Sigma Gamma Tau was founded on the campus of Purdue University in West Lafayette, Indiana, on February 28, 1953, “to offer appropriate recognition to persons of superior scholarship, outstanding character, and professional achievement in the field of Aeronautical Engineering.” The new society was formed by the merger of two existing societies, Tau Omega, founded in 1927 at the University of Oklahoma, and Gamma Alpha Rho, founded in 1945 at Rensselaer Polytechnic Institute. The name of the society was selected by combining the Greek letter Sigma, indicating sum, with Gamma and Tau from the initial letters of the parent organizations. Since its modest beginnings in 1953, the society has grown from 14 to about 50 collegiate chapters and from 1,900 to over 23,000 initiated members.
Distinguished scholarship or eminent professional attainment in Aerospace Engineering is the primary eligibility requirement for SGT. Undergraduate students enrolled in an accredited aerospace curriculum must have completed at least five quarters or three semesters of work toward the bachelor’s degree. Those in the upper one-third of the senior class, upper one-quarter of the junior class, or upper one-fifth of the sophomore class are eligible to join. Graduate students must be in good academic standing and have met similar requirements. After the scholastic requisite is fulfilled, selection is then based on a high moral character and a strong interest in Aeronautics and/or Astronautics. By recognizing this group of young aerospace engineers, SGT seeks to identify those from which the future advances in the profession are most likely to come. Membership is also extended to those individuals in the aerospace industry who have made significant contributions to the profession.

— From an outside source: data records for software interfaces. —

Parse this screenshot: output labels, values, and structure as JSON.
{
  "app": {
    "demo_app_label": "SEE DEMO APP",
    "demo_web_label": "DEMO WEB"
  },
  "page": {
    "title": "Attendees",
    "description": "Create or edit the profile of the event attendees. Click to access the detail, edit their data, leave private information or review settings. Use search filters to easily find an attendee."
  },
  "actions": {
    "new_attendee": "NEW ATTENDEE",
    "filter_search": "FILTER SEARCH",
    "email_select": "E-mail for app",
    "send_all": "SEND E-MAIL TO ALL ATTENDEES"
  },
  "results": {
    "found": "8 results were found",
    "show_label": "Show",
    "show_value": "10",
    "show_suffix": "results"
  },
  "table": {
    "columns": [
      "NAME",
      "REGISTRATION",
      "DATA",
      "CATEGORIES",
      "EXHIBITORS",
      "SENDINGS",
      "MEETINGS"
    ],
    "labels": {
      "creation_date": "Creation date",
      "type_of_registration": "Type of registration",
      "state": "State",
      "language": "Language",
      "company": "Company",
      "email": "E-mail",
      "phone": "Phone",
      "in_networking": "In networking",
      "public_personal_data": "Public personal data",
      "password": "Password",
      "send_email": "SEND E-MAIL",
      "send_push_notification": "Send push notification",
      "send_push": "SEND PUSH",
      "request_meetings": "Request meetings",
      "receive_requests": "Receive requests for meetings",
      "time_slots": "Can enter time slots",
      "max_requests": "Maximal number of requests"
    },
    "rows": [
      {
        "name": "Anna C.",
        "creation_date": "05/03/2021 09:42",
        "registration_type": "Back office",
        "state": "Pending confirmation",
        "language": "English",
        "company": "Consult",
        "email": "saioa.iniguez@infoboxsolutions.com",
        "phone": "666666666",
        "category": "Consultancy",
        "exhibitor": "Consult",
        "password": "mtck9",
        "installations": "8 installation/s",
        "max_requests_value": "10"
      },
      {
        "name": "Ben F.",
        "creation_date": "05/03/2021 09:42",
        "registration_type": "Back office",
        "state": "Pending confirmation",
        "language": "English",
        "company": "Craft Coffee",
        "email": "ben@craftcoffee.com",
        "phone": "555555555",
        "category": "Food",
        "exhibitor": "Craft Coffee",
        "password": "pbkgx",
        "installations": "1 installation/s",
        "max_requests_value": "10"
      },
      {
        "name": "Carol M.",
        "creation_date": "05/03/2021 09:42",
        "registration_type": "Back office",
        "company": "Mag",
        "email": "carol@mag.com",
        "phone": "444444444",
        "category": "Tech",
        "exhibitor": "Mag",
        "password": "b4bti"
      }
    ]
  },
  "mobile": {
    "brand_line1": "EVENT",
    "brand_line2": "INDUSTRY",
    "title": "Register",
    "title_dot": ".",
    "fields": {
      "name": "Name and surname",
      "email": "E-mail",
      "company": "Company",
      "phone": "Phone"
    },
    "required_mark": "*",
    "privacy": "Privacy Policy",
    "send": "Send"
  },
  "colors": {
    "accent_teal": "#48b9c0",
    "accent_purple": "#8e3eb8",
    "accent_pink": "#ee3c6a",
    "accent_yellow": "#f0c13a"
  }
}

As an honor society, SGT is primarily a service organization for aerospace education. The student chapters participate in activities such as tutoring, hosting campus advisors, and serving on academic committees. SGT complements the work and goals of the student chapters of AIAA (American Institute of Aeronautics and Astronautics), WIAA (Women in Aeronautics and Astronautics), AeroCorps, and the Aerospace Engineering department. Many SGT members are also members of AIAA, WIAA, and AeroCorps, and the three organizations co-sponsor scientific, professional, and social activities.

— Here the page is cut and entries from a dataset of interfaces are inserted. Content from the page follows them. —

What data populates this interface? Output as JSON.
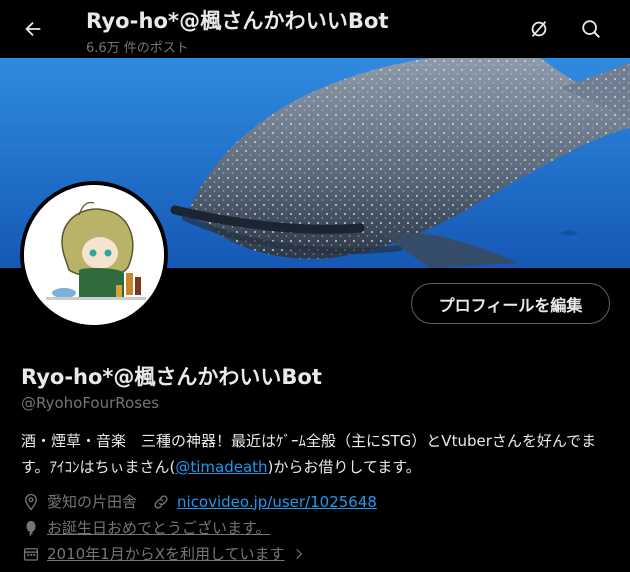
{
  "header": {
    "title": "Ryo-ho*@楓さんかわいいBot",
    "post_count": "6.6万 件のポスト"
  },
  "icons": {
    "back": "back-arrow-icon",
    "mute": "muted-icon",
    "search": "search-icon"
  },
  "profile": {
    "edit_button": "プロフィールを編集",
    "display_name": "Ryo-ho*@楓さんかわいいBot",
    "handle": "@RyohoFourRoses",
    "bio_part1": "酒・煙草・音楽　三種の神器！最近はｹﾞｰﾑ全般（主にSTG）とVtuberさんを好んでます。ｱｲｺﾝはちぃまさん(",
    "bio_link": "@timadeath",
    "bio_part2": ")からお借りしてます。",
    "location": "愛知の片田舎",
    "website": "nicovideo.jp/user/1025648",
    "birthday_prompt": "お誕生日おめでとうございます。",
    "joined": "2010年1月からXを利用しています"
  },
  "colors": {
    "background": "#000000",
    "text": "#e7e9ea",
    "secondary_text": "#71767b",
    "link": "#1d9bf0",
    "banner_water": "#1f6fc7"
  }
}
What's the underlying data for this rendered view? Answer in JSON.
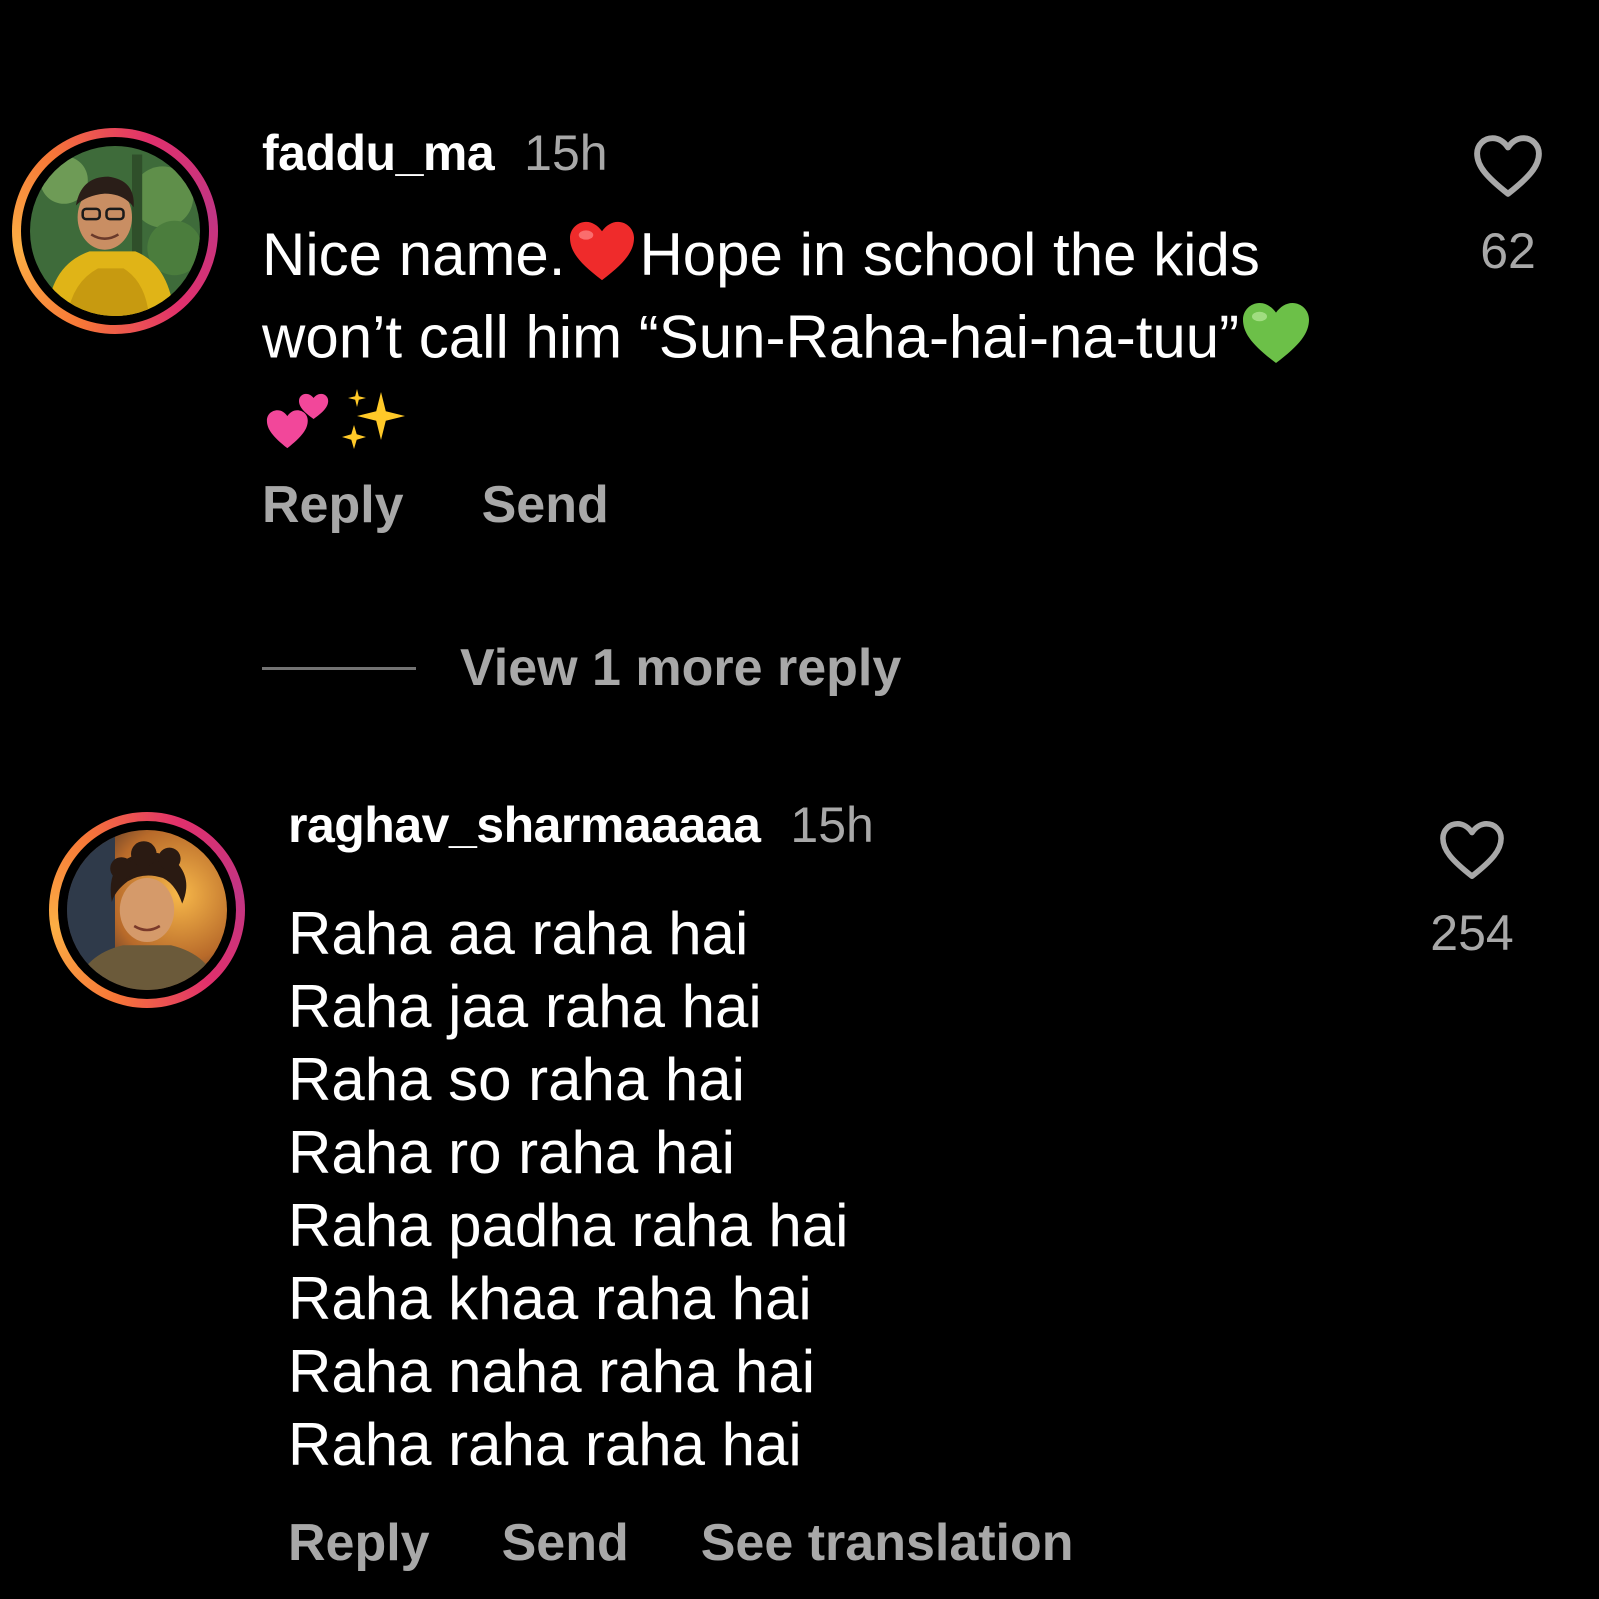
{
  "comments": [
    {
      "username": "faddu_ma",
      "time": "15h",
      "body_lines": [
        {
          "before": "Nice name.",
          "after": "Hope in school the kids"
        },
        "won’t call him “Sun-Raha-hai-na-tuu”"
      ],
      "emojis": [
        "red-heart",
        "green-heart",
        "two-hearts",
        "sparkles"
      ],
      "likes": "62",
      "actions": {
        "reply": "Reply",
        "send": "Send"
      }
    },
    {
      "username": "raghav_sharmaaaaa",
      "time": "15h",
      "body_lines": [
        "Raha aa raha hai",
        "Raha jaa raha hai",
        "Raha so raha hai",
        "Raha ro raha hai",
        "Raha padha raha hai",
        "Raha khaa raha hai",
        "Raha naha raha hai",
        "Raha raha raha hai"
      ],
      "likes": "254",
      "actions": {
        "reply": "Reply",
        "send": "Send",
        "translate": "See translation"
      }
    }
  ],
  "view_more_replies": "View 1 more reply",
  "colors": {
    "background": "#000000",
    "text": "#ffffff",
    "secondary": "#a8a8a8",
    "ring": [
      "#f77737",
      "#fcaf45",
      "#e1306c",
      "#c13584"
    ]
  }
}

For any SGT-related questions or tutoring services, please contact the SGT President Jared Allanigue at firstname.lastname@example.org.